Being a new parent can be daunting at the best of times but caring for a baby with Down’s syndrome can be extremely challenging. The following articles will offer help and advice on how to care for your baby and ensure they live a happy and fulfilled life.
In the first few days with their baby, most parents begin to see past the condition of Down’s syndrome and realise that their baby is equally precious and special. Many Down’s syndrome babies develop in largely the same way as those without Down’s, but this may take longer and those with more severe learning difficulties may develop at a much slower rate.
Down’s syndrome babies need the same care in terms of feeding and changing nappies, as those without the condition. Many babies with Down’s syndrome do not have the degree of muscle tone that other babies have which may make it more difficult to feed them; they may have trouble grasping a teat or latching onto the breast so it may take longer to feed and you will need to support them throughout.
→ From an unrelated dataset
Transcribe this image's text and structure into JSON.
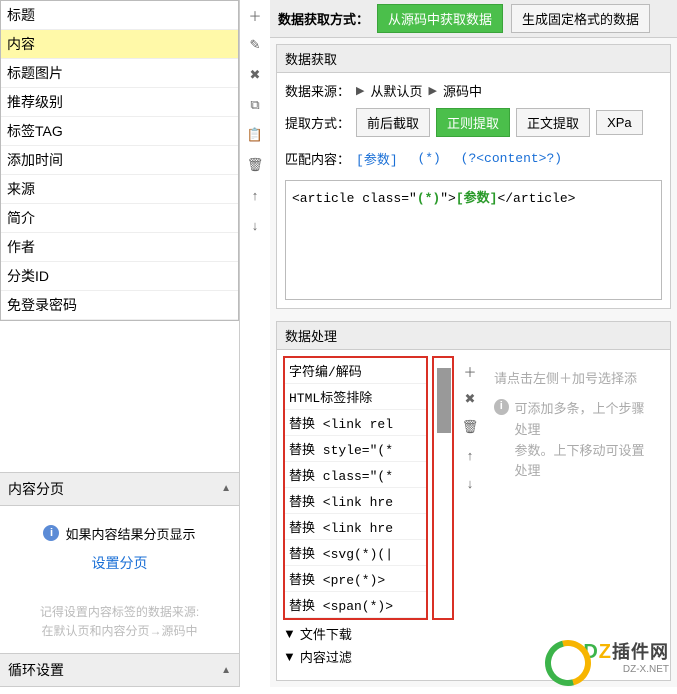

It is beneficial to try and establish a routine for feeding as early on as possible; this will make it easier for you as a parent as well as making life easier for your child.
Benefits of breastfeeding
Breastfeeding has been continuously proven to be beneficial for all babies; there are several reasons for this. Firstly the proximity between the baby and mother helps to foster strong bonds and comfort the baby. Secondly, breast milk contains an array of important nutrients and antibodies, which will enable your child to fight off infections and illnesses more effectively. Breast milk has also been proven to reduce the risk of constipation, which is particularly common in babies with Down’s syndrome due to the lack of muscle tone in their bodies.
Most babies with Down’s syndrome will be able to cope with solid foods at the same time as those without the condition. You should introduce solid foods gradually as this will enable your baby to get used to the process of chewing and digesting them.
Sleeping is an integral part of a baby’s life as it allows them to grow and develop fully. Babies sleep an average of 16 hours each day which usually involves periods of 2-3 hours sleep at a time; as babies grow they sleep less and by the age of 2 most children sleep only at night. It is best to try and get your baby into a routine of sleeping in a cot or baby basket as it is not always possible for them to sleep in your arms; sleeping on an adult can also contribute to cot death. It is a good idea to check your child regularly while they are sleeping.